Doctor of Philosophy (PhD)
Craft and Hawkins Department of Petroleum Engineering
Naturally fractured reservoirs (NFRs) with bottom-water are known for their instant water breakthrough and severe water coning that reduces oil recovery. This is because water channels through the highly permeable fractures easily connecting the well to the aquifer bypassing the oil contained in the matrix. Remedial techniques such as producing below critical-oil rate, optimizing the well spacing and installing the downhole water sink (DWS)/ downhole water loop (DWL) technology, have already been successfully tested in single-porosity reservoirs (SPR). However, applicability of these techniques in NFRs are unknown since only a few studies have been performed on their feasibility in NFRs, to date. Moreover, metrics used for assessing severity of coning and performance of remedial techniques in single porosity reservoirs are insufficient or irrelevant for NFRs.
Two objectives of the study are: 1) to develop the water coning control design metrics specific for NFRs; and, 2) to optimize these metrics for oil recovery improvement in NFRs.
Critical oil rate is an important metric for coning severity.
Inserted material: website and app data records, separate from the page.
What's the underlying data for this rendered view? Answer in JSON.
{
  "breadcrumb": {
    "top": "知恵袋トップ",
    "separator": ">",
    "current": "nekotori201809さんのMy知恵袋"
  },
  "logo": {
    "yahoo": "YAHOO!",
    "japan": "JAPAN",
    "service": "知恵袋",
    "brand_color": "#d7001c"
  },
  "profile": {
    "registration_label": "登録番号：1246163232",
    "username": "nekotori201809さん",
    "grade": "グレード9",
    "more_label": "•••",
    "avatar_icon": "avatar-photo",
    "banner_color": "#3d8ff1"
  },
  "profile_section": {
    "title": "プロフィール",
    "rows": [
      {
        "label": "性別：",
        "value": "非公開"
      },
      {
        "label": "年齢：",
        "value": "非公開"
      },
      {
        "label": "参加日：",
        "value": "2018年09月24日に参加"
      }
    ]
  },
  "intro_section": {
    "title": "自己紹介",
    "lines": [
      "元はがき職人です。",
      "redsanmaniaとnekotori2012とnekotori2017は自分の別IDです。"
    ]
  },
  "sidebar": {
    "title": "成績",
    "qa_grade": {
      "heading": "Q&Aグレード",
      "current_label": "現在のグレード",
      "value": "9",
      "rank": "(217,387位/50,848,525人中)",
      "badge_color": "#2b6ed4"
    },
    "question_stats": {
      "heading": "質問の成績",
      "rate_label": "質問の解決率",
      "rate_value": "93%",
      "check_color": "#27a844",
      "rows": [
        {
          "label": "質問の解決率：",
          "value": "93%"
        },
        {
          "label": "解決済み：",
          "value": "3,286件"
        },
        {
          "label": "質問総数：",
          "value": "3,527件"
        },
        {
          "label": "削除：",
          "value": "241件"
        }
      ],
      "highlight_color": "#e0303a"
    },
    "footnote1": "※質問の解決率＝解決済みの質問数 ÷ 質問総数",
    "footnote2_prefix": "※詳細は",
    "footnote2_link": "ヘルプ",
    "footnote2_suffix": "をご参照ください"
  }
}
Consequently, the study develops a new semi-analytical “grey-box” model of critical oil rate for NFRs using the mechanistic model of single porosity reservoir and statistically calibrating it with the results from simulated experiments covering wide ranges of NFR. The study also relates critical rate to the placement of well’s completion in fracture network – in fractures or in rock matrix.
Based on the literature, natural fracture systems are classified as planar and channel (fracture corridor-type) fracture networks. A dual porosity/dual-permeability (DPDP) two-dimensional radial-cylindrical model is used for simulating planar networks and a 3-D Cartesian model - for simulating fracture corridor-type network. The study classifies the planar fractures as densely or sparsely distributed networks based on the minimum fracture spacing - critical fracture spacing – when the well’s placement (on or off fractures) has significant effect on the recovery.
The analysis of water-cut patterns in NFR identifies a stabilization stage that is a characteristic metric of the water coning process and can be controlled by well spacing design. The study correlates the duration of the stabilized WC stage with production rate and well-spacing, thereby providing a basis for optimizing NFR oil recovery.
Another metric – uniquely specific for NFRs – is the location placement of well’s completion within fracture network which controls the pattern and severity of water coning. The study compares recovery performance of well placement on/off-fractures for single and dual-completed wells. Due to uncertainty of well completion’s location with respect to the distributed fracture network, a field case of NFR is a studied to make probabilistic prediction of well’s oil recovery.
Well completion design – is an operational metric of water coning control. The study addresses the DWL well’s feasibility for on/off fracture well placement in NFRs.
Prasun, Samir, "Development of Water Coning Control Design Metrics in Naturally Fractured Reservoirs" (2020). LSU Doctoral Dissertations. 5283.
Wojtanowicz, Andrew K.